[TASK BRIEF]:
Find each line of the material below in which the word "Firmar" occurs, and return it.

[GIVEN RECORDS]:
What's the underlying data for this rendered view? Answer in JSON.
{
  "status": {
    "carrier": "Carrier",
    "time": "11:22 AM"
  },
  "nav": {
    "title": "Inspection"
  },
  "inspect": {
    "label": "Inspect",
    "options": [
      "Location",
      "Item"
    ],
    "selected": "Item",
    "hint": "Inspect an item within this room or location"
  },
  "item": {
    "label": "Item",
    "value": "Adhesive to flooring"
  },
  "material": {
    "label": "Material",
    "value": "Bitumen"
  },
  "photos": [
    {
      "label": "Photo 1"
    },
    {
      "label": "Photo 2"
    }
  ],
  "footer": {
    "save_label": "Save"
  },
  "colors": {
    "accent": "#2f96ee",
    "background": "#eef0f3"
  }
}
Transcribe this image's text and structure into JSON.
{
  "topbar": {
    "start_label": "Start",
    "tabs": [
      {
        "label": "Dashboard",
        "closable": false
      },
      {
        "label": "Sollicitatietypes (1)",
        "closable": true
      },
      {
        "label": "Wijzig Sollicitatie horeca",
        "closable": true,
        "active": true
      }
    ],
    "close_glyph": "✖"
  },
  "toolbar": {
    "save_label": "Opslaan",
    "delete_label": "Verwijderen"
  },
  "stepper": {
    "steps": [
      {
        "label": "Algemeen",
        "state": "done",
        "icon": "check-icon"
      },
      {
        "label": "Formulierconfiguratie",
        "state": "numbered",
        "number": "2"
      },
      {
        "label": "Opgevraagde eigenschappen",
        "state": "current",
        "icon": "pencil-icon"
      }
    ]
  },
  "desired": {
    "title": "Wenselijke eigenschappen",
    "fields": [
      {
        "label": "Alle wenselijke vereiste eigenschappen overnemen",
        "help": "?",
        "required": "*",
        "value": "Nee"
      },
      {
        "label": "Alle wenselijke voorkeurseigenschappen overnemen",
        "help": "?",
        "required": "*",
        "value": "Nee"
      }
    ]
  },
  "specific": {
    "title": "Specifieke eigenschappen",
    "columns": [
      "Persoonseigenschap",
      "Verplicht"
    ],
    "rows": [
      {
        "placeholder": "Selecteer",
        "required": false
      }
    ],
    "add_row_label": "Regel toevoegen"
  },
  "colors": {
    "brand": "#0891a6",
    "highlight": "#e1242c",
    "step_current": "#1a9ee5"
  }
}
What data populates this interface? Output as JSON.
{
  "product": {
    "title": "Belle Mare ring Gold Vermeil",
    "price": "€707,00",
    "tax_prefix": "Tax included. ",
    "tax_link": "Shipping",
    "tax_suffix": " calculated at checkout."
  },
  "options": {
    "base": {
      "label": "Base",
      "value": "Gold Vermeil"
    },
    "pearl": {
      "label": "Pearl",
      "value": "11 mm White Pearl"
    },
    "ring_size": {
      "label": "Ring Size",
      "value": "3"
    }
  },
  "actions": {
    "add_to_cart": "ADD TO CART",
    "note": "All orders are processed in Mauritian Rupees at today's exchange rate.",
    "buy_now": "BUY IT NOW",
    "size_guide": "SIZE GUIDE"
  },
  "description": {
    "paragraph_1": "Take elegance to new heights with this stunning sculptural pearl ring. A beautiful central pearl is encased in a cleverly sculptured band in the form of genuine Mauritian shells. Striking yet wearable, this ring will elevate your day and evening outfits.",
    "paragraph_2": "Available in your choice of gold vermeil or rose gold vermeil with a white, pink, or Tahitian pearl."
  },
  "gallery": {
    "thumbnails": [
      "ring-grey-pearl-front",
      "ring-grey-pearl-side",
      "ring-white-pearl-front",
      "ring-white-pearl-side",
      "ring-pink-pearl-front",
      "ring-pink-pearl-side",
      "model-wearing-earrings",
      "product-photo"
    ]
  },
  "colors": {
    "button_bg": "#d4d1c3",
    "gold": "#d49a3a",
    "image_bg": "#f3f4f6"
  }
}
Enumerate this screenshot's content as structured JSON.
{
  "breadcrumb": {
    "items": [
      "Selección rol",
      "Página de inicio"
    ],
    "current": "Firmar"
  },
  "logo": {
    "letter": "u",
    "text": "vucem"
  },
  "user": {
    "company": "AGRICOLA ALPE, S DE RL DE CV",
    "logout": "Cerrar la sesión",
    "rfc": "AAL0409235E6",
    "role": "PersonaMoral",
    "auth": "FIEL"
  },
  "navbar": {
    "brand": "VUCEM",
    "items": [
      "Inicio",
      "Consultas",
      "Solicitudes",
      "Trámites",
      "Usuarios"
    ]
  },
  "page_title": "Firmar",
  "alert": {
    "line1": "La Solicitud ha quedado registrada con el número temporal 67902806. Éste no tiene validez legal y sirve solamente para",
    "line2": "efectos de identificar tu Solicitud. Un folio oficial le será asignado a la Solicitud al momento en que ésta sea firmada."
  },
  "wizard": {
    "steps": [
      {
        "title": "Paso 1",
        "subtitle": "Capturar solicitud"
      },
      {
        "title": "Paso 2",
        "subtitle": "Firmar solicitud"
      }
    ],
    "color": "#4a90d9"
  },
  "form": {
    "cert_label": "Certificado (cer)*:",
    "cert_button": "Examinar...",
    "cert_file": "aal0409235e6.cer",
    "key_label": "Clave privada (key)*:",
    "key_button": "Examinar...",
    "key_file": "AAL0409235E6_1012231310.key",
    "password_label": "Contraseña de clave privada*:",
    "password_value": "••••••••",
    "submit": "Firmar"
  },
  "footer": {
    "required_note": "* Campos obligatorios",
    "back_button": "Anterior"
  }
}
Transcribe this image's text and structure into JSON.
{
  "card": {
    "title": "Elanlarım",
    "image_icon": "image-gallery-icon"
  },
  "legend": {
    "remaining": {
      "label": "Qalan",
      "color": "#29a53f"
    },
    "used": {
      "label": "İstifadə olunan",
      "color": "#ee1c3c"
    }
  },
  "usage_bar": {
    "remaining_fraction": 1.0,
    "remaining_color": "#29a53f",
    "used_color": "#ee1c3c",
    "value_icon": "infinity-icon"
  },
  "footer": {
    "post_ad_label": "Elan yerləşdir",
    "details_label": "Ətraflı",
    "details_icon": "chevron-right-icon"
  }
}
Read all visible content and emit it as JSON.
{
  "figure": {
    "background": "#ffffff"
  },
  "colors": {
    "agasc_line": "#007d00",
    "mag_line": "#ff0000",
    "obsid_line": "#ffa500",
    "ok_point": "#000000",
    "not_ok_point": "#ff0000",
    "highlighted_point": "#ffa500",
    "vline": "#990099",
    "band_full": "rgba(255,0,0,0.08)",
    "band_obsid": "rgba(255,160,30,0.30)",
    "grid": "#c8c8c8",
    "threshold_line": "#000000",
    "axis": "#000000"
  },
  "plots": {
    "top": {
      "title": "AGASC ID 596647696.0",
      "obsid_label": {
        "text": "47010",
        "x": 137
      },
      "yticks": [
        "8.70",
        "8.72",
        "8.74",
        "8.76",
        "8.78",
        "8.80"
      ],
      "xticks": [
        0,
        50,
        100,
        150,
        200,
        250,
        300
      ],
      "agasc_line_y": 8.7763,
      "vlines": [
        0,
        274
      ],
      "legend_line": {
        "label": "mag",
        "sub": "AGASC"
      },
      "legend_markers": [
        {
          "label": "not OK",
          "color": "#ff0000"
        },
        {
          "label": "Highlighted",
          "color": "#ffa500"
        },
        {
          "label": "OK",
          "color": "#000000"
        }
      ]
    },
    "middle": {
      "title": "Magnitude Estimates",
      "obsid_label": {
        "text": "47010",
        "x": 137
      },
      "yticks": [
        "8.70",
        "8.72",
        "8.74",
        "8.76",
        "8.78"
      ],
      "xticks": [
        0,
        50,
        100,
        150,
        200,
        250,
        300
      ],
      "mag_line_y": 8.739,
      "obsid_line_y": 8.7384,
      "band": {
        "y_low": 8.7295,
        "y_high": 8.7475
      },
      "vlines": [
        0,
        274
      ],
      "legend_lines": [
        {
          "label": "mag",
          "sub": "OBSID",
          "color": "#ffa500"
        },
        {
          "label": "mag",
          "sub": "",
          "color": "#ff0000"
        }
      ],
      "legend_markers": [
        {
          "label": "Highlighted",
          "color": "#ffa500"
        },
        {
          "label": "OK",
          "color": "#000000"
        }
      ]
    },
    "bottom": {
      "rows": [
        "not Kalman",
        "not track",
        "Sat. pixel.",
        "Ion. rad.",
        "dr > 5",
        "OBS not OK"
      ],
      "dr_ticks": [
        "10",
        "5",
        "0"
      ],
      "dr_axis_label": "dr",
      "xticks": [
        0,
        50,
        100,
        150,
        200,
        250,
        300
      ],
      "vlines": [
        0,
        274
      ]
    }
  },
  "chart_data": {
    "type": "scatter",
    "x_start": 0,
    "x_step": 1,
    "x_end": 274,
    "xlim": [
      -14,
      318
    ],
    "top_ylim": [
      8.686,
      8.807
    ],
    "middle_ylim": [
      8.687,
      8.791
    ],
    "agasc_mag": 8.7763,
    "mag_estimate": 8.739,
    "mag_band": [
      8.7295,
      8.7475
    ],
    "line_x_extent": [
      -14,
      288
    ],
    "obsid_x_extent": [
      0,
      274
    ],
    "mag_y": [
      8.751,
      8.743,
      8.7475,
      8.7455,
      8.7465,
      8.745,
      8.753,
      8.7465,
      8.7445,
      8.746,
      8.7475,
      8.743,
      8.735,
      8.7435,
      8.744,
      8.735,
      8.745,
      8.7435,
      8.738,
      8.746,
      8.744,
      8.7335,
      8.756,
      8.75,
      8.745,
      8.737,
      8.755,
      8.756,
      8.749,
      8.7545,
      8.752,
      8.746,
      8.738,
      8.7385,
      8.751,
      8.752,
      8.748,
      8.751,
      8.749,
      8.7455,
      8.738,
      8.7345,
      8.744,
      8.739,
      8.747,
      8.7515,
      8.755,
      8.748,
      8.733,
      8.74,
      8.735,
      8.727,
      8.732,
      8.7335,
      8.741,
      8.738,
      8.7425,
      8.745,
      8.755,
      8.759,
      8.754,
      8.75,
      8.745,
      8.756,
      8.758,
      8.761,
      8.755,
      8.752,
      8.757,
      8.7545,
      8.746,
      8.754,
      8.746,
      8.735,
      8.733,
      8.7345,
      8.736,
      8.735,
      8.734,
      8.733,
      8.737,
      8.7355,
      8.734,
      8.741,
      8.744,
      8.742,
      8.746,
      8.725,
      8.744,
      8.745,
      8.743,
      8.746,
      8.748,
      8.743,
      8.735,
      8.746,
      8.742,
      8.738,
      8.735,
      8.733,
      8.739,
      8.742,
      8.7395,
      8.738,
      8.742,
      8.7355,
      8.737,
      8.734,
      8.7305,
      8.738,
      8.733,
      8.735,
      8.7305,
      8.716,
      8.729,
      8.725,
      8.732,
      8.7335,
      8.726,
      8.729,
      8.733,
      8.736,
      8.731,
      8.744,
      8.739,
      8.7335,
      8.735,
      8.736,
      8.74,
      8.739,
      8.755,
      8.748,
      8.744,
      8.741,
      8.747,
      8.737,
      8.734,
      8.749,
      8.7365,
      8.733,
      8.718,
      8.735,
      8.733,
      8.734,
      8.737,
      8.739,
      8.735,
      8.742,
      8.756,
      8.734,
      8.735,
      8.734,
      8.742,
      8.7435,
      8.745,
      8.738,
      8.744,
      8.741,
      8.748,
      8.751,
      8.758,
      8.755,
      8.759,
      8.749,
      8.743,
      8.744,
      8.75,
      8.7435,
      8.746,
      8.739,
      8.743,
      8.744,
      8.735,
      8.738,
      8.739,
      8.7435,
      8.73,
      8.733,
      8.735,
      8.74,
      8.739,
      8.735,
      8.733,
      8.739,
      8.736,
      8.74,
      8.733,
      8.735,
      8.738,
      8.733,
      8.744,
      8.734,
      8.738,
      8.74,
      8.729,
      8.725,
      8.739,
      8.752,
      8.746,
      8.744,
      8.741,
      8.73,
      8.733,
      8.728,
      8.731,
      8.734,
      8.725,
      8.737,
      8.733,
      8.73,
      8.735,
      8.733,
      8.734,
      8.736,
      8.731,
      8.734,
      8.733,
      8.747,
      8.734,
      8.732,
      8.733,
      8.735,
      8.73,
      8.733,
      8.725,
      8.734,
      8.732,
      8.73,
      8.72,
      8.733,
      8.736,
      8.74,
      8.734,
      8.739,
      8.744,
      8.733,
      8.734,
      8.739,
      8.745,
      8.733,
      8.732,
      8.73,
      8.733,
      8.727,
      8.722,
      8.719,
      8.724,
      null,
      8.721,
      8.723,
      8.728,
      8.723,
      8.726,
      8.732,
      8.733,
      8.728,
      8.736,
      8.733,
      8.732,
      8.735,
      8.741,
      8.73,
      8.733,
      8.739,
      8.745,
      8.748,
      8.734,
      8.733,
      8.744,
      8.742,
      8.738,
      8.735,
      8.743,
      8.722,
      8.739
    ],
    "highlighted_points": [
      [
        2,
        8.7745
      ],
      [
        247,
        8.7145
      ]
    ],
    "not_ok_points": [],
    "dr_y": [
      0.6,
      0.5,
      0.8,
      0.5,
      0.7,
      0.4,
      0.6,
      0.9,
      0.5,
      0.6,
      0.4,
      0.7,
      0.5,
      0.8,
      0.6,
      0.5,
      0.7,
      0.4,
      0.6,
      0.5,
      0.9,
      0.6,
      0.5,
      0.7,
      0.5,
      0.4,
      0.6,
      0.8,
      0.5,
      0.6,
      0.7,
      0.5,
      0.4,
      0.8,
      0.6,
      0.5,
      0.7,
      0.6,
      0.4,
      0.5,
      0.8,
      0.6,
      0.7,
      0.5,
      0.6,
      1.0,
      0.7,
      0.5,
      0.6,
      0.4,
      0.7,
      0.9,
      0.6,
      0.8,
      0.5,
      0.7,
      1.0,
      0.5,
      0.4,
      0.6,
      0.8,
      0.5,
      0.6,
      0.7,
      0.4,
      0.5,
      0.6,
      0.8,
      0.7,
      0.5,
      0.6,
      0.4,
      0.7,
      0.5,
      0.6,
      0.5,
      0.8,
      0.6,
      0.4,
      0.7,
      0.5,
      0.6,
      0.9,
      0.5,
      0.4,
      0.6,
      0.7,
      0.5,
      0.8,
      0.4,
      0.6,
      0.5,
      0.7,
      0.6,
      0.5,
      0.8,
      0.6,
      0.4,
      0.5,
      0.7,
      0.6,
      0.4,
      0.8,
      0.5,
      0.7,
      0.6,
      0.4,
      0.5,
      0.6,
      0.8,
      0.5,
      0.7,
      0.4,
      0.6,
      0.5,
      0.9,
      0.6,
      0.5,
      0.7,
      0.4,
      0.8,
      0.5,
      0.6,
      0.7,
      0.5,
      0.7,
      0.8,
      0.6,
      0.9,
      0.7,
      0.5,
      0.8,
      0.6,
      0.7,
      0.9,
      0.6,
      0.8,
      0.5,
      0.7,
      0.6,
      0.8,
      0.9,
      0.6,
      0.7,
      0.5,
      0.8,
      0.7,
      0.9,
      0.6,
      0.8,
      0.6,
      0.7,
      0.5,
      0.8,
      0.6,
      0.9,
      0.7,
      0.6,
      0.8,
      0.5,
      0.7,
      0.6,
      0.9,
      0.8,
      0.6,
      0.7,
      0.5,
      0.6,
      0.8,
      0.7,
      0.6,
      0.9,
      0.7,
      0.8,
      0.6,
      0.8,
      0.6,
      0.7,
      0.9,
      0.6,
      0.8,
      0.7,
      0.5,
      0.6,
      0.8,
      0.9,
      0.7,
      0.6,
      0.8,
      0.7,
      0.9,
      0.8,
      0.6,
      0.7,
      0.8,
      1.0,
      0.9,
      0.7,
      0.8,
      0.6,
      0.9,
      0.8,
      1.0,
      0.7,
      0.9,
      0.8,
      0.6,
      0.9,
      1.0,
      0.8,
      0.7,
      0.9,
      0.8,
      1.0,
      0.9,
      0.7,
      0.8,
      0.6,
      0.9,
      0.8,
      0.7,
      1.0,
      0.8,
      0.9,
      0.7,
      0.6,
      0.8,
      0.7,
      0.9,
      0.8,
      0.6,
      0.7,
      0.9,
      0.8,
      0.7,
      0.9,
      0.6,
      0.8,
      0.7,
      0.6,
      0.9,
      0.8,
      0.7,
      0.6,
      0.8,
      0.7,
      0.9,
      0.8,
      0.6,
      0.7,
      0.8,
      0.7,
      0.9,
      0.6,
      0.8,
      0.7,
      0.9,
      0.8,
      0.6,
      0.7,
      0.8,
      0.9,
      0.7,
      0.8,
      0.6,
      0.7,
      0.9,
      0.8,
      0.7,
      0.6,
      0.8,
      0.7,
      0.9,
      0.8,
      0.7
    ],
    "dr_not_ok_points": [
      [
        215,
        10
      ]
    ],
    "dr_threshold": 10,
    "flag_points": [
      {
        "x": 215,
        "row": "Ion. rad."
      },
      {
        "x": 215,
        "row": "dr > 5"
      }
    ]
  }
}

[ANSWER BELOW]:
    "current": "Firmar"
  "page_title": "Firmar",
        "subtitle": "Firmar solicitud"
    "submit": "Firmar"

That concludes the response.